┌────────
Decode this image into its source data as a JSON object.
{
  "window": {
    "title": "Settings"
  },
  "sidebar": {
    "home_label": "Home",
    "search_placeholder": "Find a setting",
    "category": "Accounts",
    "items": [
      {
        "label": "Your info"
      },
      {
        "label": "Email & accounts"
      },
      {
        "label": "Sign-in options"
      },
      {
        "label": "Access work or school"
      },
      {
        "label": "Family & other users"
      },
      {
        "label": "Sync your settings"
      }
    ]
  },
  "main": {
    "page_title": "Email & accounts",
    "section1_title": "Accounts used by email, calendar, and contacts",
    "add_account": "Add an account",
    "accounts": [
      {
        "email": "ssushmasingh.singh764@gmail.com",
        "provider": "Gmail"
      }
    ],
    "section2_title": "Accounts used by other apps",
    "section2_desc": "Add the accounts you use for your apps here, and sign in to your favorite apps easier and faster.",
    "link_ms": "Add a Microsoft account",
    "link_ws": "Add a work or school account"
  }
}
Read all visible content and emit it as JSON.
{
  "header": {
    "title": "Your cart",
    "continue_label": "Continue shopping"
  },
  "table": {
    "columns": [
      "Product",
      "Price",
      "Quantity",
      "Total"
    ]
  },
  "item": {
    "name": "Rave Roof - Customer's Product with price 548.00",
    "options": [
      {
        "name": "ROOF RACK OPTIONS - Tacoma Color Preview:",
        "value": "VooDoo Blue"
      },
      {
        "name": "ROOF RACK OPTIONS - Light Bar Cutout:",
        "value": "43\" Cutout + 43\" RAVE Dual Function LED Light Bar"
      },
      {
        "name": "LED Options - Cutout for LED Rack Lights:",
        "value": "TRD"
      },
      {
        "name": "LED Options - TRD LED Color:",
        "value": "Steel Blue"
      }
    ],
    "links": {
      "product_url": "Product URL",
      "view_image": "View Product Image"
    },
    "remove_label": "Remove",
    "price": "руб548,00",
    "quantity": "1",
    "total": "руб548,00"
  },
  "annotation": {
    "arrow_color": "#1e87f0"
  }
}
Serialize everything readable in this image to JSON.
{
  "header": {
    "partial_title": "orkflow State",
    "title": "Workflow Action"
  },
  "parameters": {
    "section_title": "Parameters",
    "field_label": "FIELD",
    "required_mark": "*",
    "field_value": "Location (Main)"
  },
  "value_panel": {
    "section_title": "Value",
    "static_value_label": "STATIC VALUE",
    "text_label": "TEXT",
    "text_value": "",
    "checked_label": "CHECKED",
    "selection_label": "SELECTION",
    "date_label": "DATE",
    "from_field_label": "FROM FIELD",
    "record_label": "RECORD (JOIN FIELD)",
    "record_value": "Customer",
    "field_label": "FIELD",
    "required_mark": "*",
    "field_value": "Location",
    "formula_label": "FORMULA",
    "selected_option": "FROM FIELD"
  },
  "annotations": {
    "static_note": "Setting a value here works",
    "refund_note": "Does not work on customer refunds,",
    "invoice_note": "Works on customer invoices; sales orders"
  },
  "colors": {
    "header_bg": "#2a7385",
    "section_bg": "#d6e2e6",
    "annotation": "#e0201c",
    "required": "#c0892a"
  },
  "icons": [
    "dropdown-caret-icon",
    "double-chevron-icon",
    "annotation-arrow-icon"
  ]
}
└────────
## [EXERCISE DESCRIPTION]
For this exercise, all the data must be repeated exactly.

## [WRITTEN SOLUTION]
Decode this image into its source data as a JSON object.
{
  "window": {
    "title": "Settings"
  },
  "sidebar": {
    "home_label": "Home",
    "search_placeholder": "Find a setting",
    "category": "Accounts",
    "items": [
      {
        "label": "Your info"
      },
      {
        "label": "Email & accounts"
      },
      {
        "label": "Sign-in options"
      },
      {
        "label": "Access work or school"
      },
      {
        "label": "Family & other users"
      },
      {
        "label": "Sync your settings"
      }
    ]
  },
  "main": {
    "page_title": "Email & accounts",
    "section1_title": "Accounts used by email, calendar, and contacts",
    "add_account": "Add an account",
    "accounts": [
      {
        "email": "ssushmasingh.singh764@gmail.com",
        "provider": "Gmail"
      }
    ],
    "section2_title": "Accounts used by other apps",
    "section2_desc": "Add the accounts you use for your apps here, and sign in to your favorite apps easier and faster.",
    "link_ms": "Add a Microsoft account",
    "link_ws": "Add a work or school account"
  }
}
Read all visible content and emit it as JSON.
{
  "header": {
    "title": "Your cart",
    "continue_label": "Continue shopping"
  },
  "table": {
    "columns": [
      "Product",
      "Price",
      "Quantity",
      "Total"
    ]
  },
  "item": {
    "name": "Rave Roof - Customer's Product with price 548.00",
    "options": [
      {
        "name": "ROOF RACK OPTIONS - Tacoma Color Preview:",
        "value": "VooDoo Blue"
      },
      {
        "name": "ROOF RACK OPTIONS - Light Bar Cutout:",
        "value": "43\" Cutout + 43\" RAVE Dual Function LED Light Bar"
      },
      {
        "name": "LED Options - Cutout for LED Rack Lights:",
        "value": "TRD"
      },
      {
        "name": "LED Options - TRD LED Color:",
        "value": "Steel Blue"
      }
    ],
    "links": {
      "product_url": "Product URL",
      "view_image": "View Product Image"
    },
    "remove_label": "Remove",
    "price": "руб548,00",
    "quantity": "1",
    "total": "руб548,00"
  },
  "annotation": {
    "arrow_color": "#1e87f0"
  }
}
Serialize everything readable in this image to JSON.
{
  "header": {
    "partial_title": "orkflow State",
    "title": "Workflow Action"
  },
  "parameters": {
    "section_title": "Parameters",
    "field_label": "FIELD",
    "required_mark": "*",
    "field_value": "Location (Main)"
  },
  "value_panel": {
    "section_title": "Value",
    "static_value_label": "STATIC VALUE",
    "text_label": "TEXT",
    "text_value": "",
    "checked_label": "CHECKED",
    "selection_label": "SELECTION",
    "date_label": "DATE",
    "from_field_label": "FROM FIELD",
    "record_label": "RECORD (JOIN FIELD)",
    "record_value": "Customer",
    "field_label": "FIELD",
    "required_mark": "*",
    "field_value": "Location",
    "formula_label": "FORMULA",
    "selected_option": "FROM FIELD"
  },
  "annotations": {
    "static_note": "Setting a value here works",
    "refund_note": "Does not work on customer refunds,",
    "invoice_note": "Works on customer invoices; sales orders"
  },
  "colors": {
    "header_bg": "#2a7385",
    "section_bg": "#d6e2e6",
    "annotation": "#e0201c",
    "required": "#c0892a"
  },
  "icons": [
    "dropdown-caret-icon",
    "double-chevron-icon",
    "annotation-arrow-icon"
  ]
}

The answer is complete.